Videos by OutKick
There appear to be cracks in the silence that was deafening across the collegiate and U.S. Olympic swimming community as Penn transgender swimmer Lia Thomas was smashing records and leaving teammates in tears at the beginning of the month. Two brave Penn swimmers sat down with OutKick for anonymous interviews, but voices within swimming leadership hadn’t come forward to speak out until USA Swimming official Cynthia Millen stepped forward.
In a December 17 letter to USA Swimming, Millen announced she was quitting in protest.
“I can’t do this, I can’t support this,” Millen announced via her resignation.
“I told my fellow officials that I can no longer participate in a sport which allows biological men to compete against women,” Millen wrote in her letter. Everything fair about swimming is being destroyed.”
How would Millen have handled Thomas’ situation in Akron where Thomas set a bunch of records and beat biologically female teammate by 38 seconds?
“If Lia came on my deck as a referee, I would pull the coach aside and say, ‘Lia can swim, but Lia can swim exhibition or a time trial. Lia cannot compete against those women because that’s not fair,’” the former swimming official told the Washington Times.
Millen is now calling on officials to refuse to work races where transgender swimmers are to race against biological females, the Times reports.
During an interview with Fox News, Millen echoed the sentiments of the Penn swimmers who talked to OutKick. The female swimmers go into races knowing there’s nothing they can do to outperform Thomas.

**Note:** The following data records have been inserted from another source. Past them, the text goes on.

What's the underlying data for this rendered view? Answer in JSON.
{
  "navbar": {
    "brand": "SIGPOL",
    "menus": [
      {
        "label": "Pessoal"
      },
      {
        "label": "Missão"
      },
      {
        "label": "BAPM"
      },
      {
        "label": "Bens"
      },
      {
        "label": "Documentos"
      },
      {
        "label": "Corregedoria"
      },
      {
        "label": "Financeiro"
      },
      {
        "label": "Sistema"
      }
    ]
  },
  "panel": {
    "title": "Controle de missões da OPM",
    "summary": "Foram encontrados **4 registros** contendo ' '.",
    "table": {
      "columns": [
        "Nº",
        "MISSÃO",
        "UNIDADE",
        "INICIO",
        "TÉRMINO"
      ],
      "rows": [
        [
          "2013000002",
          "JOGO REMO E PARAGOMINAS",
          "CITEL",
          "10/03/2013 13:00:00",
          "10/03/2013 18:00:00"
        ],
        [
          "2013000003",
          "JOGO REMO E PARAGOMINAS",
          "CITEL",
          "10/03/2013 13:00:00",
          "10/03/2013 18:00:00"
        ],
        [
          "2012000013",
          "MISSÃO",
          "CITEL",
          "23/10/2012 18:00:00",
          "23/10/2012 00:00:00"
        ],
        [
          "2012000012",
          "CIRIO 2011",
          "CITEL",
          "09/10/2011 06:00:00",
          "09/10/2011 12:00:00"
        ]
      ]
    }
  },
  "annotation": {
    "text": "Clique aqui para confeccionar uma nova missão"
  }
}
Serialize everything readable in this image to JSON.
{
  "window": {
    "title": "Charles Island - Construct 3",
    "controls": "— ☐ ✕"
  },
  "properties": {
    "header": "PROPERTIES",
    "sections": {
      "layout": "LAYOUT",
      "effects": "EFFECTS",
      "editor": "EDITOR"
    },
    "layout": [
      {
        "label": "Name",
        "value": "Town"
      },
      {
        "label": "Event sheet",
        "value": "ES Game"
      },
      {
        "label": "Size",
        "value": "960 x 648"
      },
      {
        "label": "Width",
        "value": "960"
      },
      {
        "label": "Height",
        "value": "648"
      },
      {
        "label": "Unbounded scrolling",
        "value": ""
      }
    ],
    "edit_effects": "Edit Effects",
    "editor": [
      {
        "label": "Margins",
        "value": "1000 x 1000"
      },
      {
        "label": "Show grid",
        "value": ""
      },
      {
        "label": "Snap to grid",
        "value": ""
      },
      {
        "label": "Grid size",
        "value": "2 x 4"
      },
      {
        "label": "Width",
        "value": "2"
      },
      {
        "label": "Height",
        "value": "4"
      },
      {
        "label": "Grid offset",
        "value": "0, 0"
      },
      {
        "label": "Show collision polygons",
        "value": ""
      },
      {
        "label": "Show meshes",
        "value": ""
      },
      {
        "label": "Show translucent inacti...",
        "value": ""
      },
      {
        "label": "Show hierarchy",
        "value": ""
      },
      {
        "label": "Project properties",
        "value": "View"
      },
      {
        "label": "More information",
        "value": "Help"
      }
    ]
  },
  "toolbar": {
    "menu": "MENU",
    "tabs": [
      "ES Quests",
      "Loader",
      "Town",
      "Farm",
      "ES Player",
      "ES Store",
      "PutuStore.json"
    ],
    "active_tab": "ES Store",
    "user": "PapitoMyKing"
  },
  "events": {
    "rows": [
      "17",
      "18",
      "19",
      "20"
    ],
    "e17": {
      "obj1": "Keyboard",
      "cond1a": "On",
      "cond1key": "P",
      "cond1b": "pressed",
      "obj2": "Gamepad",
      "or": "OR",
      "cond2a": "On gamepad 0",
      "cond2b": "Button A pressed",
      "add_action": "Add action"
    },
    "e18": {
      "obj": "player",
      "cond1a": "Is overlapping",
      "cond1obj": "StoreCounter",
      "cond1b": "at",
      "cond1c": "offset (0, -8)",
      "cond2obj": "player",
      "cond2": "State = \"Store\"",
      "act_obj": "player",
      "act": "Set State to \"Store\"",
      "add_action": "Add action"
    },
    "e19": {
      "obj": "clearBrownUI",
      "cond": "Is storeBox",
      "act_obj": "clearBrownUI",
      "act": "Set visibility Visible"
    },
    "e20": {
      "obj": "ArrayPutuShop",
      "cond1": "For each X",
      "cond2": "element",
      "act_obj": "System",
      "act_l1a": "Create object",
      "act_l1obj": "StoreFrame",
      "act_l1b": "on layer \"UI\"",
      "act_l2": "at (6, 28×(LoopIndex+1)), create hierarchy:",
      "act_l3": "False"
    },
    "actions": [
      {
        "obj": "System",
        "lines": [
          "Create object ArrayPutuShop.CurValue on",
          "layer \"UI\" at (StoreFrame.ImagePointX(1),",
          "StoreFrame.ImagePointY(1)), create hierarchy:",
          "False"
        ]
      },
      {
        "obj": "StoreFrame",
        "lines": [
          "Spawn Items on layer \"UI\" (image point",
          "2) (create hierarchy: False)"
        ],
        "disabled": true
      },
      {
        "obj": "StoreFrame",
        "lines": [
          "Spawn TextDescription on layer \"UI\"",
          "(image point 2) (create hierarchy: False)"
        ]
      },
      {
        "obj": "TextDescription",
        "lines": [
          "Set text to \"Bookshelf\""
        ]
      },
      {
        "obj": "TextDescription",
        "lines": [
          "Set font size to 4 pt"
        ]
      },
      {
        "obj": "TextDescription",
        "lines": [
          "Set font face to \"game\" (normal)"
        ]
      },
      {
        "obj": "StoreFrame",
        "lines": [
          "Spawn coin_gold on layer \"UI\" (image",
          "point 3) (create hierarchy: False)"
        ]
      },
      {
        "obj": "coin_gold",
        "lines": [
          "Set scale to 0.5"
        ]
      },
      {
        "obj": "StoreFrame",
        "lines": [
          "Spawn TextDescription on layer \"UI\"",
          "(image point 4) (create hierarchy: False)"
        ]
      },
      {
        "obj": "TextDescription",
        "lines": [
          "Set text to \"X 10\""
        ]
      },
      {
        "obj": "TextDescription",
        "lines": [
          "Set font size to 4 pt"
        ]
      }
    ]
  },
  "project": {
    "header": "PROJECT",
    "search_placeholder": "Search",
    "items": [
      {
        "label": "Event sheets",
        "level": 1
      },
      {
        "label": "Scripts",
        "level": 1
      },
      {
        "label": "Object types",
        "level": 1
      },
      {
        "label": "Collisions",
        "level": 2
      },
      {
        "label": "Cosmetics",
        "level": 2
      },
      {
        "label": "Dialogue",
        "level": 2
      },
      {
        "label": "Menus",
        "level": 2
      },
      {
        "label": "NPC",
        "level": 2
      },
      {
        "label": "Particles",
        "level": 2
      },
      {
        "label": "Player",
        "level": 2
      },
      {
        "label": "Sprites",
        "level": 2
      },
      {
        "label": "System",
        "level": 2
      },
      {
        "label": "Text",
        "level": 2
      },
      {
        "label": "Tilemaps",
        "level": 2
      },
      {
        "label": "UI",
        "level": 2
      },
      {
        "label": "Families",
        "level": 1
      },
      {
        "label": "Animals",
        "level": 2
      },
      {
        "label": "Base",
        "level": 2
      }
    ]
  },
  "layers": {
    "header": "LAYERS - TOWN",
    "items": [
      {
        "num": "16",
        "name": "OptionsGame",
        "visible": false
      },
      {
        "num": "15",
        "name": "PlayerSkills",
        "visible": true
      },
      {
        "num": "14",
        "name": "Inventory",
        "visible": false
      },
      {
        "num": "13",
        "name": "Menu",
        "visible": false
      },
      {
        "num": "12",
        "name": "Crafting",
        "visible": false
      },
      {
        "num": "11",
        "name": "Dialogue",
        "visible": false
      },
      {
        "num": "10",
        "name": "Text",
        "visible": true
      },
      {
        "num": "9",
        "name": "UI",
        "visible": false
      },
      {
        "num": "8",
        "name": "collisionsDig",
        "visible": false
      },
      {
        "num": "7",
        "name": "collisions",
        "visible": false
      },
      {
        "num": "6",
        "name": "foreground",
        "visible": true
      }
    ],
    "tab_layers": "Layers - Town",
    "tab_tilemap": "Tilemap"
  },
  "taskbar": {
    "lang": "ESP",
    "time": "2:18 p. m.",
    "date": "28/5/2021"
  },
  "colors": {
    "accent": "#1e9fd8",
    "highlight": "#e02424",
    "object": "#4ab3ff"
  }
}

“It’s placing women who can never compete with a man at a gross disadvantage by basically … calling this person a female competitor,” Millen told Raymond Arroyo. “He’s not. It’s his body that will always be different and always be faster as a competitive swimmer. And it’s this great illusion that somehow, because he feels he’s a female, that he can be a female swimmer. This is grossly unfair to all the women who have worked so hard. Women biologically will never be faster than men.”
Still, the NCAA remains silent on Thomas and seems set to allow the Penn swimmer to attend the NCAA championships in March where Thomas will be the odds on favorite to leave with at least one national title and maybe more.
“Bodies swim against bodies. Gender identities don’t swim,” Millen told Fox. “Lia is a man who is swimming against women.”